Japanese inroads in Burma, April–May 1942

Above: Map showing Japanese inroads in Burma and British
routes of withdrawal, April–May 1942.

Tanks and trucks, Meiktila, Burma, March 1945British Indian Army, Meiktila, March 1945

Left: Sherman tanks and trucks of Gen. William Slim’s Fourteenth Army advance on Meiktila, Burma, March 1945. (Meiktila, south of Man­da­lay, is to the im­me­diate left of the middle red arrow in the map above.)

Right: Men of the British Indian Army (6/7th Rajputana Rifles) advance behind Sherman tanks during the assault on Meiktila. Over­coming immense logis­ti­cal pro­blems, Slim’s armored dash behind enemy lines seized Meiktila, cutting Japa­nese supply lines. At the end of March 1945, the spent Japa­nese 15th Army with­drew south, leaving Ran­goon to the British on May 2–3, 1945, while making their way east to Thai­land.
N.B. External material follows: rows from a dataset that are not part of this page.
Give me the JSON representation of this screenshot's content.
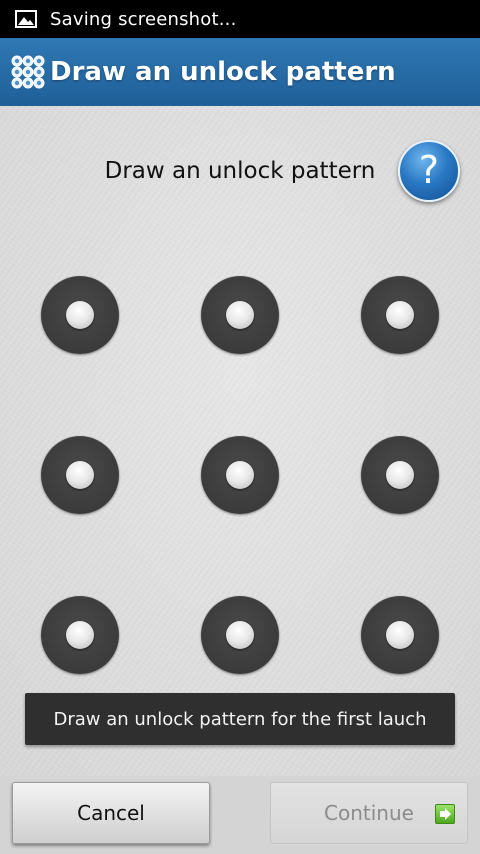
{
  "status_bar": {
    "icon": "image-icon",
    "text": "Saving screenshot..."
  },
  "title_bar": {
    "icon": "pattern-grid-icon",
    "title": "Draw an unlock pattern"
  },
  "content": {
    "instruction": "Draw an unlock pattern",
    "help_button": {
      "icon": "help-question-icon",
      "glyph": "?"
    },
    "pattern_dots": [
      1,
      2,
      3,
      4,
      5,
      6,
      7,
      8,
      9
    ],
    "toast": "Draw an unlock pattern for the first lauch"
  },
  "buttons": {
    "cancel_label": "Cancel",
    "continue_label": "Continue",
    "continue_icon": "arrow-right-icon"
  },
  "colors": {
    "title_bar": "#2a6fa9",
    "status_bar": "#000000",
    "accent": "#2a79c4"
  }
}
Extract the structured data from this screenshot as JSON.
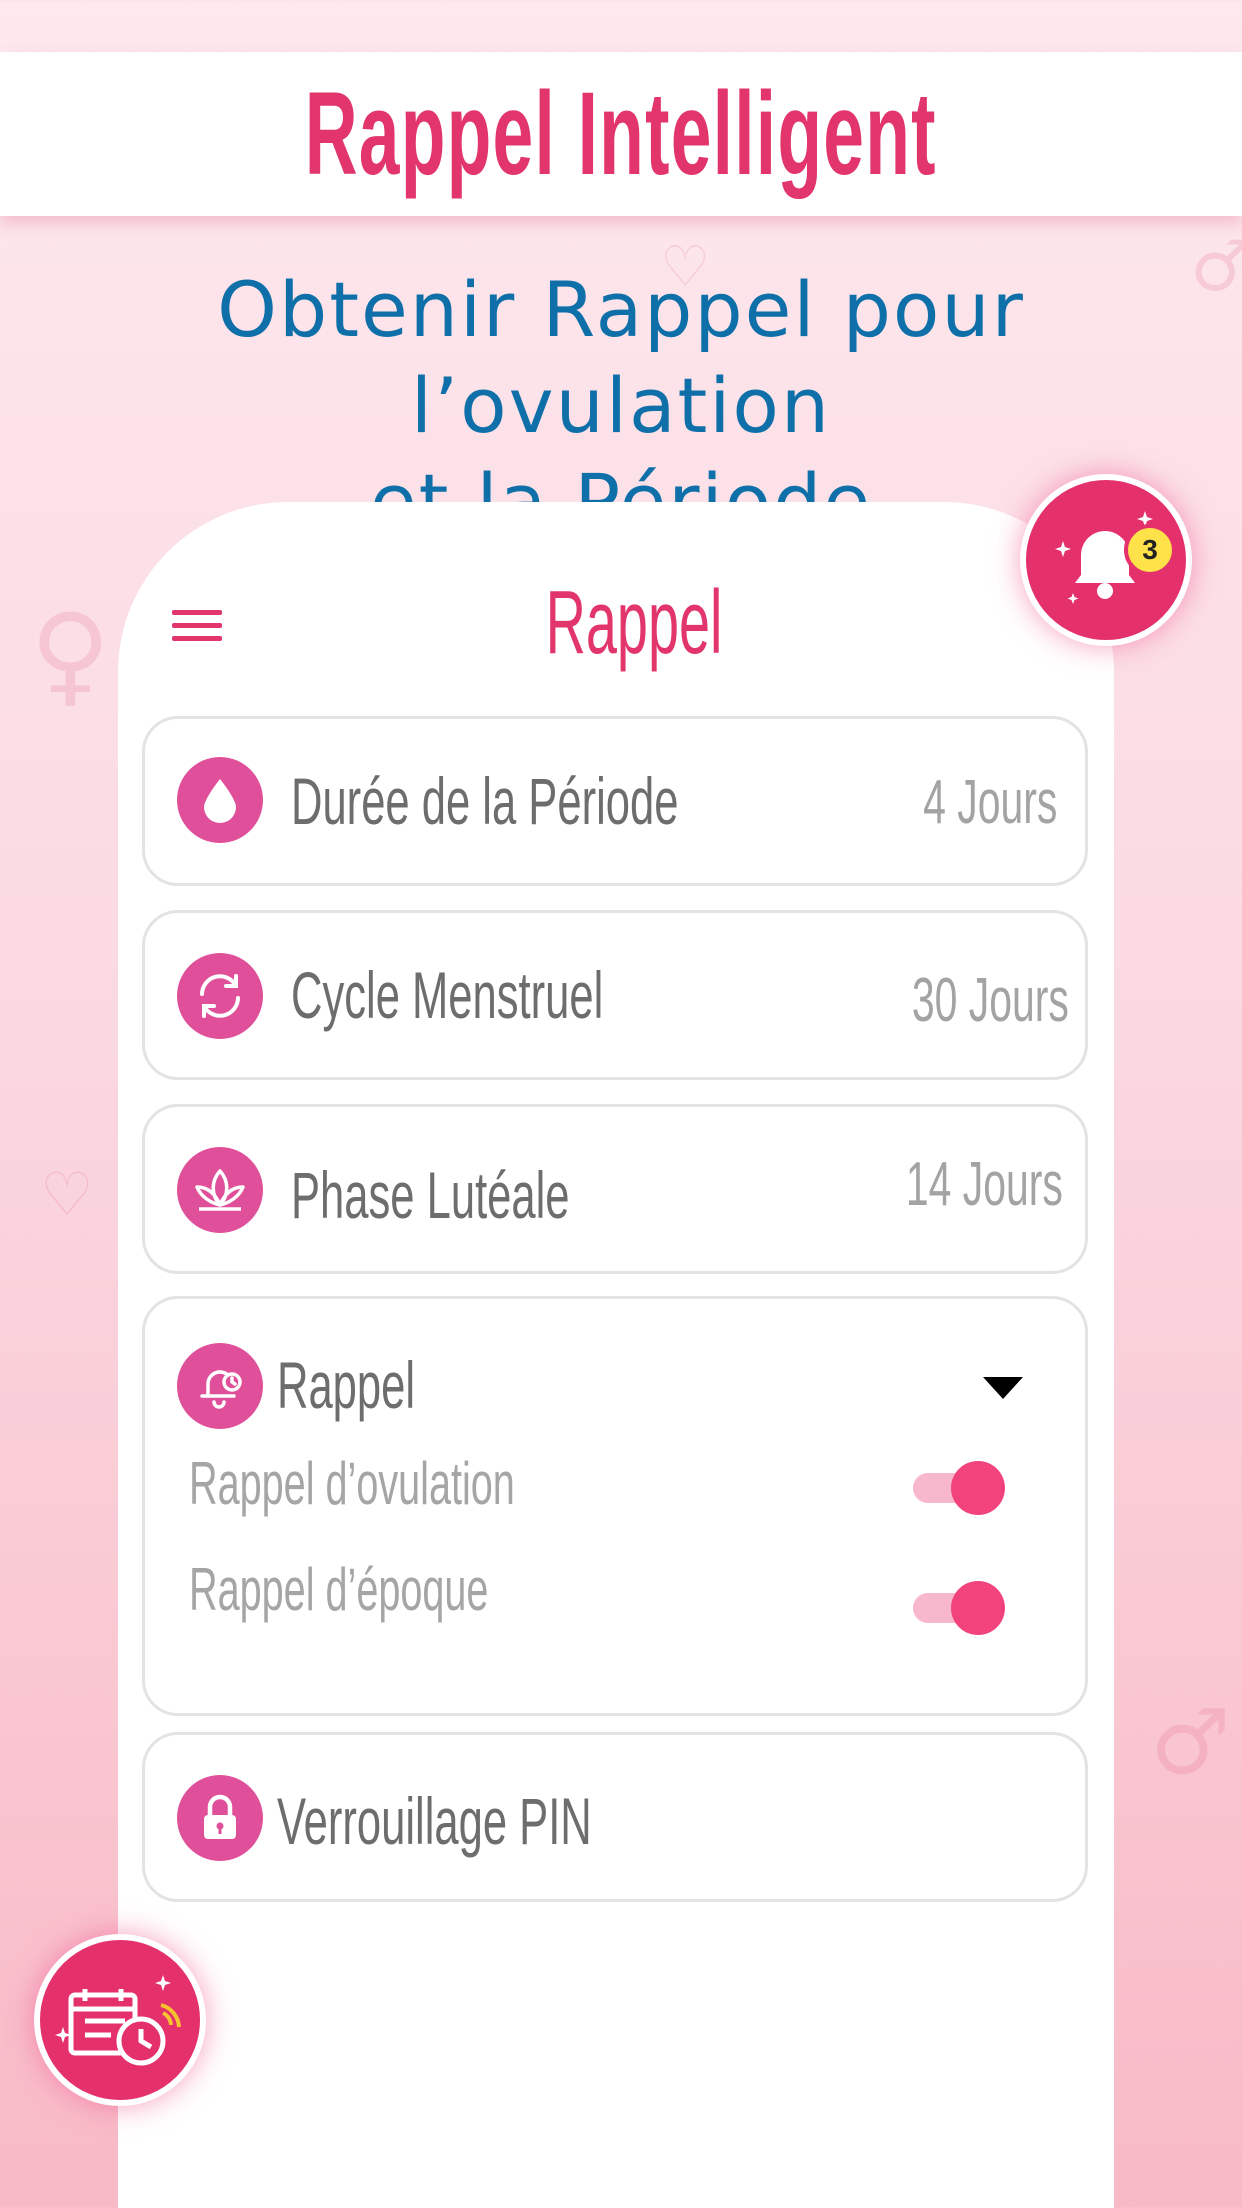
{
  "banner": {
    "title": "Rappel Intelligent"
  },
  "subtitle": {
    "line1": "Obtenir Rappel pour l’ovulation",
    "line2": "et la Période"
  },
  "screen": {
    "title": "Rappel"
  },
  "settings": {
    "period_duration": {
      "label": "Durée de la Période",
      "value": "4 Jours",
      "icon": "drop-icon"
    },
    "menstrual_cycle": {
      "label": "Cycle Menstruel",
      "value": "30 Jours",
      "icon": "refresh-icon"
    },
    "luteal_phase": {
      "label": "Phase Lutéale",
      "value": "14 Jours",
      "icon": "lotus-icon"
    },
    "reminder": {
      "label": "Rappel",
      "icon": "bell-icon",
      "options": [
        {
          "label": "Rappel d’ovulation",
          "enabled": true
        },
        {
          "label": "Rappel d’époque",
          "enabled": true
        }
      ]
    },
    "pin_lock": {
      "label": "Verrouillage PIN",
      "icon": "lock-icon"
    }
  },
  "notification_badge": {
    "count": "3"
  },
  "colors": {
    "accent": "#e1356b",
    "icon_bg": "#e04f9a",
    "subtitle": "#0f6fa8",
    "toggle_on": "#f2437c"
  }
}
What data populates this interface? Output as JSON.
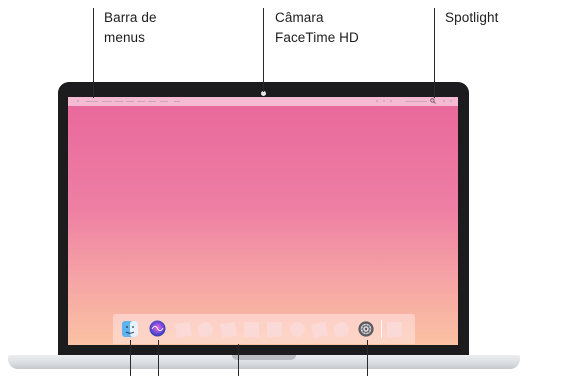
{
  "callouts": {
    "menu_bar": "Barra de\nmenus",
    "camera": "Câmara\nFaceTime HD",
    "spotlight": "Spotlight"
  },
  "colors": {
    "screen_top": "#e8679b",
    "screen_bottom": "#fbc2a3",
    "bezel": "#1c1c1e",
    "leader": "#2a2a2a"
  },
  "icons": {
    "finder": "finder-icon",
    "siri": "siri-icon",
    "system_preferences": "gear-icon",
    "spotlight": "search-icon"
  }
}
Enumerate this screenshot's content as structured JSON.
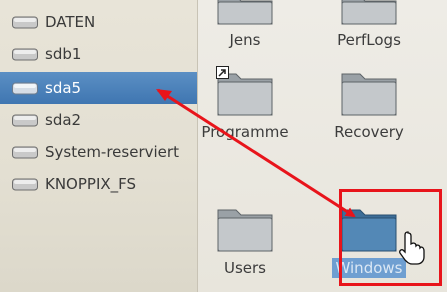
{
  "sidebar": {
    "items": [
      {
        "label": "DATEN",
        "selected": false
      },
      {
        "label": "sdb1",
        "selected": false
      },
      {
        "label": "sda5",
        "selected": true
      },
      {
        "label": "sda2",
        "selected": false
      },
      {
        "label": "System-reserviert",
        "selected": false
      },
      {
        "label": "KNOPPIX_FS",
        "selected": false
      }
    ]
  },
  "content": {
    "items": [
      {
        "name": "Jens",
        "icon": "folder-icon",
        "selected": false
      },
      {
        "name": "PerfLogs",
        "icon": "folder-icon",
        "selected": false
      },
      {
        "name": "Programme",
        "icon": "folder-link-icon",
        "selected": false
      },
      {
        "name": "Recovery",
        "icon": "folder-icon",
        "selected": false
      },
      {
        "name": "Users",
        "icon": "folder-icon",
        "selected": false
      },
      {
        "name": "Windows",
        "icon": "folder-icon",
        "selected": true
      }
    ]
  },
  "annotations": {
    "arrow_color": "#e8141b",
    "highlight_color": "#e8141b"
  },
  "colors": {
    "selection": "#4a82bc",
    "folder_selected": "#4f7fa8"
  }
}
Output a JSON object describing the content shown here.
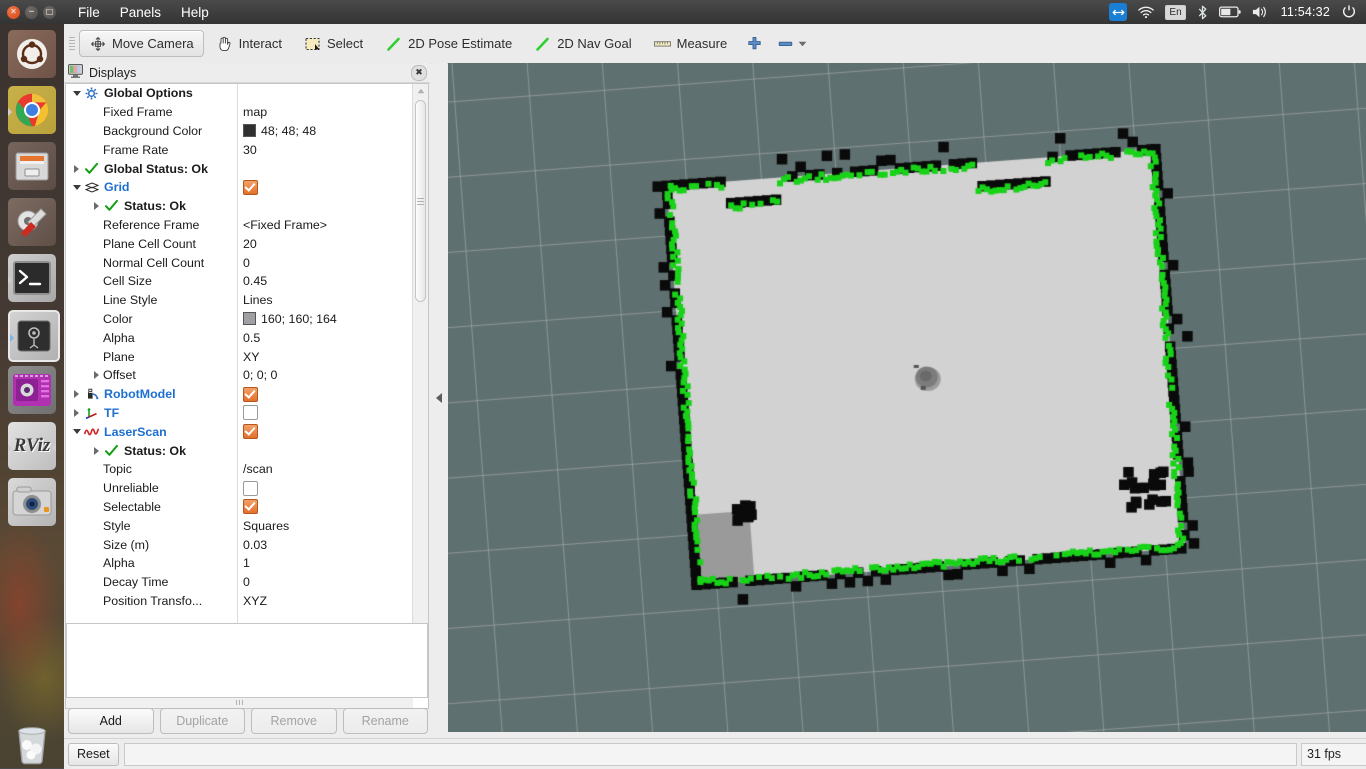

On Septem­ber 12, 1945, the British accepted the sur­ren­der of 680,000 Japa­nese soldiers still left in Southeast Asia.

Scenes from the Burma Campaign, the Longest British and Common­wealth Land Campaign of World War II. Set to Music from the Period